*What you need to do*
Could you show all lines in the entries below that contain the string "value"?
*** Opening of Excerpted records ***
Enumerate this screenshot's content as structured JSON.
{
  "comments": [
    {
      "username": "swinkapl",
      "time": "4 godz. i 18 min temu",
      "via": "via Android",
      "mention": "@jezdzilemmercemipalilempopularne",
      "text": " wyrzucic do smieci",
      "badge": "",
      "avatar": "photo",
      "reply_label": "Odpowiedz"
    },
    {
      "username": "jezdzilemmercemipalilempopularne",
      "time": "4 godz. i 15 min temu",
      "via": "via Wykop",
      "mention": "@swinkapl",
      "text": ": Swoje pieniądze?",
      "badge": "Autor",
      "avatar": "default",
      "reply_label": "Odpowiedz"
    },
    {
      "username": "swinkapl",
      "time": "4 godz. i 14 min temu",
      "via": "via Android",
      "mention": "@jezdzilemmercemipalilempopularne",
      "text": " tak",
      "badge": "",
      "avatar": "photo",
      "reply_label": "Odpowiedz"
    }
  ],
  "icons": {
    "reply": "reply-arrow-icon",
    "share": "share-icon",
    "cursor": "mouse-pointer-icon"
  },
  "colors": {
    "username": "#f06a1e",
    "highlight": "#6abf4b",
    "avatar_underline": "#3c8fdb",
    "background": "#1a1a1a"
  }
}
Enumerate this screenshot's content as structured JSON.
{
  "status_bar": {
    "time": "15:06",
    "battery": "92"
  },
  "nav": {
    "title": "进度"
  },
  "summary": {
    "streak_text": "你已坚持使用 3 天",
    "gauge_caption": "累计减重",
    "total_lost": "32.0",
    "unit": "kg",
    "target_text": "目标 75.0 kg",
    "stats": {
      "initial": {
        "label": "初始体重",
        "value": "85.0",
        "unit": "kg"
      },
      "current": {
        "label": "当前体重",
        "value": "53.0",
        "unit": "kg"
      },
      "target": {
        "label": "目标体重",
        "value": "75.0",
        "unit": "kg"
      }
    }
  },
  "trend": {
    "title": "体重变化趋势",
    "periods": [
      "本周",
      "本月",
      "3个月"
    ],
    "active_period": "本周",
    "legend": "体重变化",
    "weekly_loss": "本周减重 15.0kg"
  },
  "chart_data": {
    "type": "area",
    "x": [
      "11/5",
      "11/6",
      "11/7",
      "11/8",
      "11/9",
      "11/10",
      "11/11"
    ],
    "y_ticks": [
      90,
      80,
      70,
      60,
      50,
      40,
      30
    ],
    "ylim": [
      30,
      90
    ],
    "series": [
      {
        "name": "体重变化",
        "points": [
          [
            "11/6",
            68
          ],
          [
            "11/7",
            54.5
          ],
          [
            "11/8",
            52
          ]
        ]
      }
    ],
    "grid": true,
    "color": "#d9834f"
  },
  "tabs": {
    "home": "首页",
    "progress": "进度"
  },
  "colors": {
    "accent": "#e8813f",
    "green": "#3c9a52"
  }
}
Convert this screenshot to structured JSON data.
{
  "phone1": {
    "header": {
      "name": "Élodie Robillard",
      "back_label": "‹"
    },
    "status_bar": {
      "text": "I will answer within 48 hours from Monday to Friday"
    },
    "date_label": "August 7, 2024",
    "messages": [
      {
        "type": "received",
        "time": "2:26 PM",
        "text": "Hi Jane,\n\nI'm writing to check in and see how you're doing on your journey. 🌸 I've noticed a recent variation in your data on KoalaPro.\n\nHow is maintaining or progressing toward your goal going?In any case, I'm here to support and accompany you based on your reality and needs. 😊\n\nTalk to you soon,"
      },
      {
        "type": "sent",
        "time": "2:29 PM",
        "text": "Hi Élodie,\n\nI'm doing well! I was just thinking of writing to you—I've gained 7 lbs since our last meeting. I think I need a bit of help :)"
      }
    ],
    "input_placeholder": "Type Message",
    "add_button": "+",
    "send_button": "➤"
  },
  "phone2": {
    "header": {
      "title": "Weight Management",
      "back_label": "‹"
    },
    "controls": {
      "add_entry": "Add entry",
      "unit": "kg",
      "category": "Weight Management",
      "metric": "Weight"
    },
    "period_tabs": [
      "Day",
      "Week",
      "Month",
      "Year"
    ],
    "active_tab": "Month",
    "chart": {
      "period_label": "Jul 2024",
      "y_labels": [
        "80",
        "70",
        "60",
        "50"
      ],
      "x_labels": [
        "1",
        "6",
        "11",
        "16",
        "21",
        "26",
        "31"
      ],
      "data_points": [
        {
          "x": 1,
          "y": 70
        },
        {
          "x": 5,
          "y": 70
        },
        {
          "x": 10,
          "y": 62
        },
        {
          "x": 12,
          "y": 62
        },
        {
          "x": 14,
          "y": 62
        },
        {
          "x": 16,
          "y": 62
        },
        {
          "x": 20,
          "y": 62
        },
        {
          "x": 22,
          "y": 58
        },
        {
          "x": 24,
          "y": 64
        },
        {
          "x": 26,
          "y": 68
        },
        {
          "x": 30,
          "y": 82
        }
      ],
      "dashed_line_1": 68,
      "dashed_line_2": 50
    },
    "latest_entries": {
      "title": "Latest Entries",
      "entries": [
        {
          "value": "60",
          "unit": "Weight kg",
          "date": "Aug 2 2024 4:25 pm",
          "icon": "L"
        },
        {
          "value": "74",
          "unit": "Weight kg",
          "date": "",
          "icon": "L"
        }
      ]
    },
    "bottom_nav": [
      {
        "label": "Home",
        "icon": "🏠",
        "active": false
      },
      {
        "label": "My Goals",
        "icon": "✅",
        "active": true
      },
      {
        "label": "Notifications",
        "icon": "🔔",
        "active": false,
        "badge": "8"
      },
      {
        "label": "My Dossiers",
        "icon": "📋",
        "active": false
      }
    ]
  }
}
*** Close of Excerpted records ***
*Result for this task*
        "value": "85.0",
        "value": "53.0",
        "value": "75.0",
          "value": "60",
          "value": "74",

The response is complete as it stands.